Economic recovery in the United States is stronger than in most OECD countries, but it will remain sluggish unless new reforms are launched to boost growth, according to OECD’s latest Economic Survey of the United States.
The United States can further improve productivity in its economy by prioritizing reforms that enhance openness, diversity and competition in services markets, particularly where higher trade restrictions are observed.
Economic activity in the United States is projected to pick up in steadily in 2014 as the effects of the severe winter weather dissipate and investment and consumption expand, according to the OECD’s latest Economic Outlook.

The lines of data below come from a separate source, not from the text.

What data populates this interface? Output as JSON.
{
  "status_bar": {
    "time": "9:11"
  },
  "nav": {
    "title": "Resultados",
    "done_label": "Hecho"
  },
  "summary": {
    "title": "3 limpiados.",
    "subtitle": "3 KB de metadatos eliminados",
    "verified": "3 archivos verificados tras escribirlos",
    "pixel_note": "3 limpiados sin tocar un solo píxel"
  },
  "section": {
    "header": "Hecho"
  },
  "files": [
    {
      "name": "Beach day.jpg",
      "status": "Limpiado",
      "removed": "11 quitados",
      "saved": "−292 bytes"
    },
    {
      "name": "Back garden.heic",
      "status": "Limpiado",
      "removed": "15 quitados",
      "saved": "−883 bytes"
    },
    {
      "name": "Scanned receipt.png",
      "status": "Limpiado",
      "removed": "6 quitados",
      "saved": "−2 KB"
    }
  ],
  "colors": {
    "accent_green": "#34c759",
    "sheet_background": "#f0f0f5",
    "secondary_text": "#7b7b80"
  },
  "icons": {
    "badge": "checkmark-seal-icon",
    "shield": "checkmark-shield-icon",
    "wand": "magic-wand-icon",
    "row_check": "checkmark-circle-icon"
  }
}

When it comes to well-being, American users of the OECD Better Life Index (BLI) want to be happy, Canadians care most about health, while Latin Americans strive for better education. That’s according to user feedback as the Index marks its third birthday.
Recovery is under way in the world’s advanced economies, underpinned by supportive financial conditions and reduced drag from budgetary tightening, but activity in the major emerging markets is mixed, according to the OECD’s latest Interim Economic Assessment.
An OECD study published today says the United States should take concerted action to address the adult skills challenge, warning it could progressively fall behind other countries. The study argues that low-skilled populations face a bleak future, creating challenges both to equity and social cohesion.
The global economic crisis has had a profound impact on people’s well-being, reaching far beyond the loss of jobs and income, and affecting citizens’ satisfaction with their lives and their trust in governments, according to a new OECD report.
OECD Secretary-General Angel Gurría said that while OECD countries breathed a sigh of relief following the U.S. Congress’ steps to lift the debt ceiling and to end the partial federal government shutdown a longer term solution will need to be found.
The current political deadlock in the United States is needlessly putting at risk the stability and growth not only of the US but also the world economy. This comes at a time when a fragile recovery in advanced economies was underway, and when a number of emerging economies were already facing new risks.